■ **Exercise directions**:
Find each line of the material below in which the word "Disabled" occurs, and return it.

■ **Records for processing**:
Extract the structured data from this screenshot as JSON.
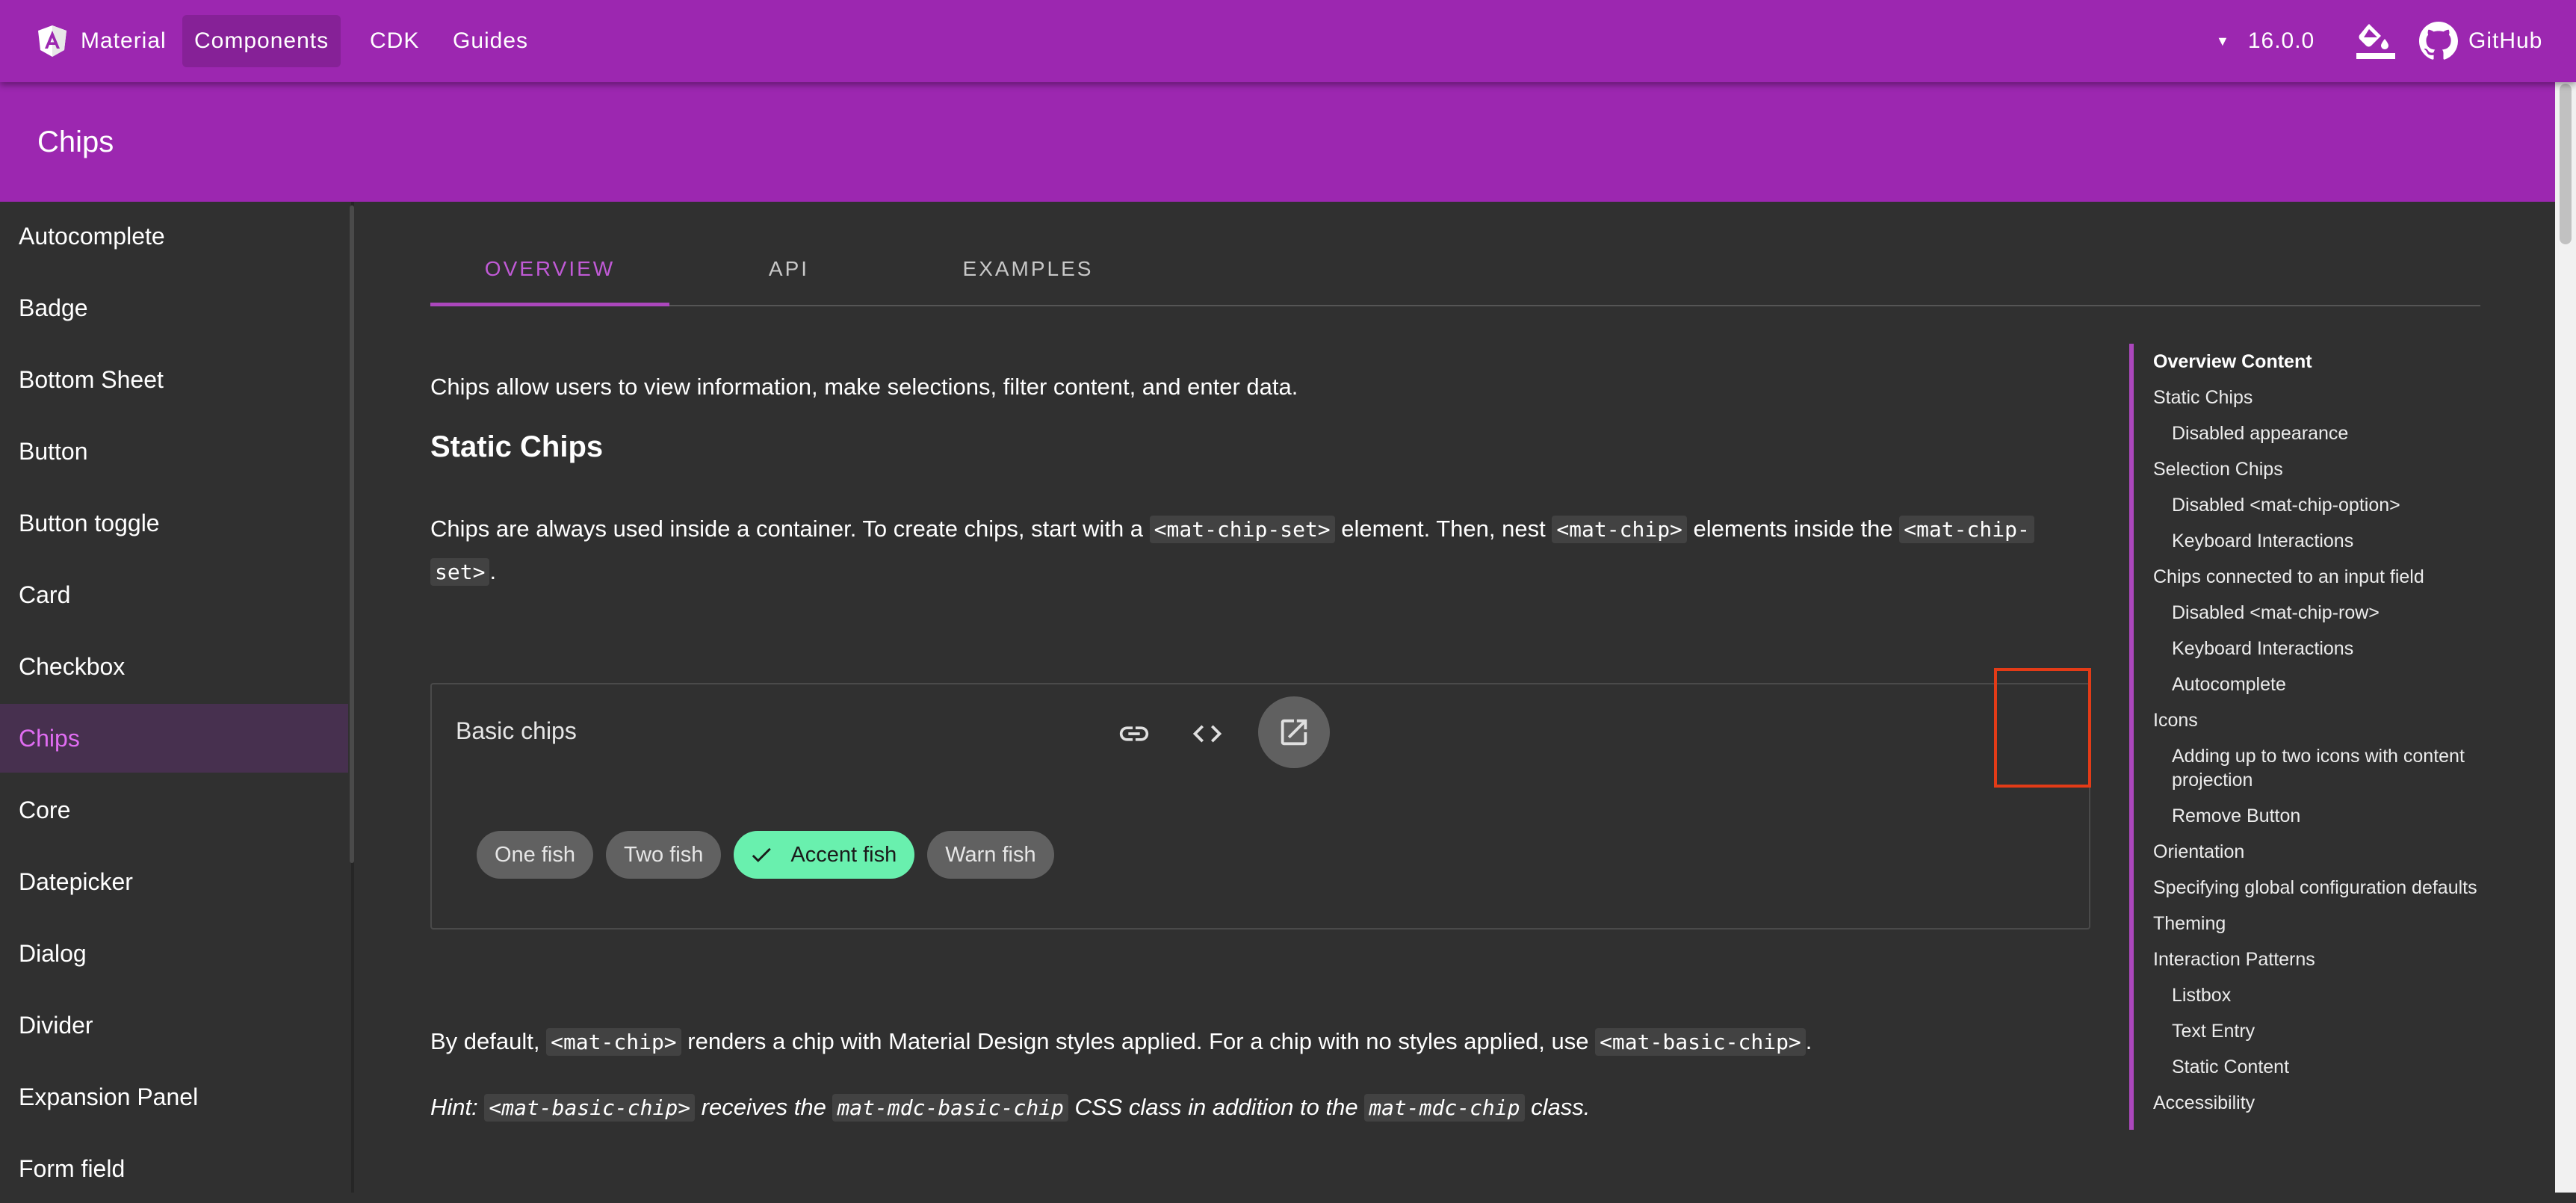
{
  "nav": {
    "brand": "Material",
    "items": [
      "Components",
      "CDK",
      "Guides"
    ],
    "version": "16.0.0",
    "github": "GitHub"
  },
  "page": {
    "title": "Chips"
  },
  "sidebar": {
    "items": [
      "Autocomplete",
      "Badge",
      "Bottom Sheet",
      "Button",
      "Button toggle",
      "Card",
      "Checkbox",
      "Chips",
      "Core",
      "Datepicker",
      "Dialog",
      "Divider",
      "Expansion Panel",
      "Form field"
    ],
    "active": "Chips"
  },
  "tabs": [
    "OVERVIEW",
    "API",
    "EXAMPLES"
  ],
  "content": {
    "intro": "Chips allow users to view information, make selections, filter content, and enter data.",
    "static_heading": "Static Chips",
    "p1_a": "Chips are always used inside a container. To create chips, start with a ",
    "p1_code1": "<mat-chip-set>",
    "p1_b": " element. Then, nest ",
    "p1_code2": "<mat-chip>",
    "p1_c": " elements inside the ",
    "p1_code3a": "<mat-chip-",
    "p1_code3b": "set>",
    "p1_d": ".",
    "example_title": "Basic chips",
    "chips": [
      "One fish",
      "Two fish",
      "Accent fish",
      "Warn fish"
    ],
    "p2_a": "By default, ",
    "p2_code1": "<mat-chip>",
    "p2_b": " renders a chip with Material Design styles applied. For a chip with no styles applied, use ",
    "p2_code2": "<mat-basic-chip>",
    "p2_c": ".",
    "hint_a": "Hint: ",
    "hint_code1": "<mat-basic-chip>",
    "hint_b": " receives the ",
    "hint_code2": "mat-mdc-basic-chip",
    "hint_c": " CSS class in addition to the ",
    "hint_code3": "mat-mdc-chip",
    "hint_d": " class."
  },
  "toc": {
    "heading": "Overview Content",
    "items": [
      {
        "label": "Static Chips",
        "level": 1
      },
      {
        "label": "Disabled appearance",
        "level": 2
      },
      {
        "label": "Selection Chips",
        "level": 1
      },
      {
        "label": "Disabled <mat-chip-option>",
        "level": 2
      },
      {
        "label": "Keyboard Interactions",
        "level": 2
      },
      {
        "label": "Chips connected to an input field",
        "level": 1
      },
      {
        "label": "Disabled <mat-chip-row>",
        "level": 2
      },
      {
        "label": "Keyboard Interactions",
        "level": 2
      },
      {
        "label": "Autocomplete",
        "level": 2
      },
      {
        "label": "Icons",
        "level": 1
      },
      {
        "label": "Adding up to two icons with content",
        "level": 2
      },
      {
        "label": "projection",
        "level": 2
      },
      {
        "label": "Remove Button",
        "level": 2
      },
      {
        "label": "Orientation",
        "level": 1
      },
      {
        "label": "Specifying global configuration defaults",
        "level": 1
      },
      {
        "label": "Theming",
        "level": 1
      },
      {
        "label": "Interaction Patterns",
        "level": 1
      },
      {
        "label": "Listbox",
        "level": 2
      },
      {
        "label": "Text Entry",
        "level": 2
      },
      {
        "label": "Static Content",
        "level": 2
      },
      {
        "label": "Accessibility",
        "level": 1
      }
    ]
  },
  "colors": {
    "primary": "#9c27b0",
    "accent_chip": "#69f0ae",
    "highlight": "#e33b17",
    "background": "#303030"
  }
}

■ **Result of this exercise**:
        "label": "Disabled appearance",
        "label": "Disabled <mat-chip-option>",
        "label": "Disabled <mat-chip-row>",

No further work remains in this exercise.